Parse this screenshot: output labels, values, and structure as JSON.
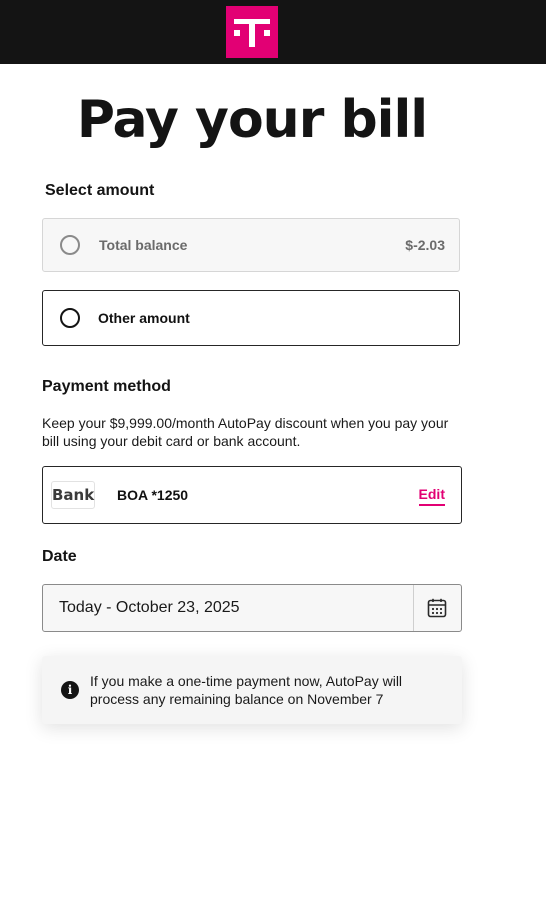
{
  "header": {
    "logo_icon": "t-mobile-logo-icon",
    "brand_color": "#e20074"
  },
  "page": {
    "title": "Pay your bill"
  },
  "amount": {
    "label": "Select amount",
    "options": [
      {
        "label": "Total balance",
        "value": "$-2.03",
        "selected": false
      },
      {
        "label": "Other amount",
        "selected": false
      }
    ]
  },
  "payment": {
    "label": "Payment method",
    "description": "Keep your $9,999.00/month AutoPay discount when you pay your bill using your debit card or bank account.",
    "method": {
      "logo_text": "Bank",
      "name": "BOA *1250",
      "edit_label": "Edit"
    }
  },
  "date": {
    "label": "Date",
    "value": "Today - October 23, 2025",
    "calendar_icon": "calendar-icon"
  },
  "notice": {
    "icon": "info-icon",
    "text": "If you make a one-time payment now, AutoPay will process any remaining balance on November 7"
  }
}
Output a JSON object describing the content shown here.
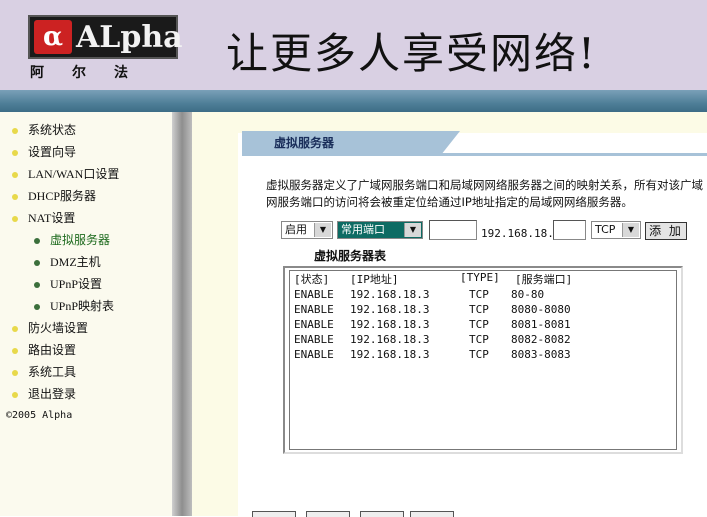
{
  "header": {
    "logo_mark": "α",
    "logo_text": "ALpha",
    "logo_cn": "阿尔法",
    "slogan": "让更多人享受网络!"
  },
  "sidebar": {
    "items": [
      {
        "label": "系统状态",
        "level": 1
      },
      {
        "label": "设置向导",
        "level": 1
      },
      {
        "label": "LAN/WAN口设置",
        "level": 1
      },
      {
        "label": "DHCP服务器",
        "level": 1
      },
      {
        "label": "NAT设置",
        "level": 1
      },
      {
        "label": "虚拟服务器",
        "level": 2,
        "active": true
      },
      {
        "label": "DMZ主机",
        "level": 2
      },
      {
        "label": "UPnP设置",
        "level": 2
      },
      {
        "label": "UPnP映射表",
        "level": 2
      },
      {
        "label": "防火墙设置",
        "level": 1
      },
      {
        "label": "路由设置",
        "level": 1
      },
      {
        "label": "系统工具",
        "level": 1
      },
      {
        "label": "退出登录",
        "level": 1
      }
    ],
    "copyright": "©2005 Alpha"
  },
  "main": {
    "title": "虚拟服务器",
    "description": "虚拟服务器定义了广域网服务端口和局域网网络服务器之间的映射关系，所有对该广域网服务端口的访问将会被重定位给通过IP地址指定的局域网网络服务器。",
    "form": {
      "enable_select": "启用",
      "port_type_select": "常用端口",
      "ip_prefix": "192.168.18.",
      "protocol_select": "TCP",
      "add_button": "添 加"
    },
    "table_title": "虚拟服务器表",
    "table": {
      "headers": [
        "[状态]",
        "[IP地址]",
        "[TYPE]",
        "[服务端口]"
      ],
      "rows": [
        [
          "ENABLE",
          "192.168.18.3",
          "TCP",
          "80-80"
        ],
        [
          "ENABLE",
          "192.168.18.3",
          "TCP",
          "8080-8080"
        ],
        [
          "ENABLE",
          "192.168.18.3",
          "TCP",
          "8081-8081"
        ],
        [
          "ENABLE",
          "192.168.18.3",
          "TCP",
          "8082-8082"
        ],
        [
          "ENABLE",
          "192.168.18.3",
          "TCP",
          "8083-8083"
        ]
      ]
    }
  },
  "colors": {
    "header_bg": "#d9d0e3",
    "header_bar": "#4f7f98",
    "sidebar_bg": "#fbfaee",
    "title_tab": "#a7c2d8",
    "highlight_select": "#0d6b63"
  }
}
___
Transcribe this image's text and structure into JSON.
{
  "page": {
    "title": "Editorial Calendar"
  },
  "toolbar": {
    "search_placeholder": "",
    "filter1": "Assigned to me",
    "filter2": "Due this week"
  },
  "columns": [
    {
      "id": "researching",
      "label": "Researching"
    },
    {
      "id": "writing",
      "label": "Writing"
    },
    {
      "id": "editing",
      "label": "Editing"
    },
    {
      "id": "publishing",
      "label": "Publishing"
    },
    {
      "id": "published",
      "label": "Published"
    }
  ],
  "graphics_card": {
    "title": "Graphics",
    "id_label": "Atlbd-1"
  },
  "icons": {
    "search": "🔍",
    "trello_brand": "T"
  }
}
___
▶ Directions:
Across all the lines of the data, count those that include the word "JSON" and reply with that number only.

▶ Response box:
3